[ENTRIES SUPPLIED — start]

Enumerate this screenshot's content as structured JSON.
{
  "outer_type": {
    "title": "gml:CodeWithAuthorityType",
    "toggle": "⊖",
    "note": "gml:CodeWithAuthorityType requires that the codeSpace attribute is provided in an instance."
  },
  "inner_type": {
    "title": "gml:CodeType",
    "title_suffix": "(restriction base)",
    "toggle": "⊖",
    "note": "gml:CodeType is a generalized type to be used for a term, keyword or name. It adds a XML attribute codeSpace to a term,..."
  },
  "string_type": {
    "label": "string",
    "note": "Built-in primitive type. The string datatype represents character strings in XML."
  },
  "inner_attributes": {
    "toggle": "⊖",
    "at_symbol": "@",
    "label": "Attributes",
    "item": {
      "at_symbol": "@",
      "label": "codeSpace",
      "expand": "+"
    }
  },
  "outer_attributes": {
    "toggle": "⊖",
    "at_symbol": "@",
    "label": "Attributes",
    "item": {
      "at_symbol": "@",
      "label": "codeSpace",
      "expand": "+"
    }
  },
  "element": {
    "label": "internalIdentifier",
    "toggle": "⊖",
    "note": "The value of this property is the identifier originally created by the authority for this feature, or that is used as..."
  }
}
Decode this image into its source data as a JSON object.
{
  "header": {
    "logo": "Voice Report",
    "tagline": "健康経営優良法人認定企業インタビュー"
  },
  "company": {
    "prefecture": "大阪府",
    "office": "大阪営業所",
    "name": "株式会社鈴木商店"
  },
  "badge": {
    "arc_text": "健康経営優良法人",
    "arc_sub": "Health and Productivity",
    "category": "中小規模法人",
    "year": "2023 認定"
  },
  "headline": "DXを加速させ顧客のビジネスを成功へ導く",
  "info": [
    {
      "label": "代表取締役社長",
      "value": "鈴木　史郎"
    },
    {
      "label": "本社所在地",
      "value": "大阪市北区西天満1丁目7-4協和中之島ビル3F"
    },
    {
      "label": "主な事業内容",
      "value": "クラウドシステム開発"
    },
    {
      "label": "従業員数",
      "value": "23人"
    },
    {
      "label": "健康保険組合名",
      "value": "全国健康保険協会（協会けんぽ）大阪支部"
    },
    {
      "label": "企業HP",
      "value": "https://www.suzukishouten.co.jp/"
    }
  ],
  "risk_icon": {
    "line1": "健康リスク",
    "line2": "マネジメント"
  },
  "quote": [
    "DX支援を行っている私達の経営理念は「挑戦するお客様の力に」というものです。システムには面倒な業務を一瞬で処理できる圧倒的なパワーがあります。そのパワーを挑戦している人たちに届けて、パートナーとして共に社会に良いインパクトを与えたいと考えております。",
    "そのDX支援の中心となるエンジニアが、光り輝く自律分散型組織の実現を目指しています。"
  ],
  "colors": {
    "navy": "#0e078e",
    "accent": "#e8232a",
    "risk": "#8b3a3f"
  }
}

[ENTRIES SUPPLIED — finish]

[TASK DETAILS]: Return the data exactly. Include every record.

[EXERCISE RESPONSE]:
Enumerate this screenshot's content as structured JSON.
{
  "outer_type": {
    "title": "gml:CodeWithAuthorityType",
    "toggle": "⊖",
    "note": "gml:CodeWithAuthorityType requires that the codeSpace attribute is provided in an instance."
  },
  "inner_type": {
    "title": "gml:CodeType",
    "title_suffix": "(restriction base)",
    "toggle": "⊖",
    "note": "gml:CodeType is a generalized type to be used for a term, keyword or name. It adds a XML attribute codeSpace to a term,..."
  },
  "string_type": {
    "label": "string",
    "note": "Built-in primitive type. The string datatype represents character strings in XML."
  },
  "inner_attributes": {
    "toggle": "⊖",
    "at_symbol": "@",
    "label": "Attributes",
    "item": {
      "at_symbol": "@",
      "label": "codeSpace",
      "expand": "+"
    }
  },
  "outer_attributes": {
    "toggle": "⊖",
    "at_symbol": "@",
    "label": "Attributes",
    "item": {
      "at_symbol": "@",
      "label": "codeSpace",
      "expand": "+"
    }
  },
  "element": {
    "label": "internalIdentifier",
    "toggle": "⊖",
    "note": "The value of this property is the identifier originally created by the authority for this feature, or that is used as..."
  }
}
Decode this image into its source data as a JSON object.
{
  "header": {
    "logo": "Voice Report",
    "tagline": "健康経営優良法人認定企業インタビュー"
  },
  "company": {
    "prefecture": "大阪府",
    "office": "大阪営業所",
    "name": "株式会社鈴木商店"
  },
  "badge": {
    "arc_text": "健康経営優良法人",
    "arc_sub": "Health and Productivity",
    "category": "中小規模法人",
    "year": "2023 認定"
  },
  "headline": "DXを加速させ顧客のビジネスを成功へ導く",
  "info": [
    {
      "label": "代表取締役社長",
      "value": "鈴木　史郎"
    },
    {
      "label": "本社所在地",
      "value": "大阪市北区西天満1丁目7-4協和中之島ビル3F"
    },
    {
      "label": "主な事業内容",
      "value": "クラウドシステム開発"
    },
    {
      "label": "従業員数",
      "value": "23人"
    },
    {
      "label": "健康保険組合名",
      "value": "全国健康保険協会（協会けんぽ）大阪支部"
    },
    {
      "label": "企業HP",
      "value": "https://www.suzukishouten.co.jp/"
    }
  ],
  "risk_icon": {
    "line1": "健康リスク",
    "line2": "マネジメント"
  },
  "quote": [
    "DX支援を行っている私達の経営理念は「挑戦するお客様の力に」というものです。システムには面倒な業務を一瞬で処理できる圧倒的なパワーがあります。そのパワーを挑戦している人たちに届けて、パートナーとして共に社会に良いインパクトを与えたいと考えております。",
    "そのDX支援の中心となるエンジニアが、光り輝く自律分散型組織の実現を目指しています。"
  ],
  "colors": {
    "navy": "#0e078e",
    "accent": "#e8232a",
    "risk": "#8b3a3f"
  }
}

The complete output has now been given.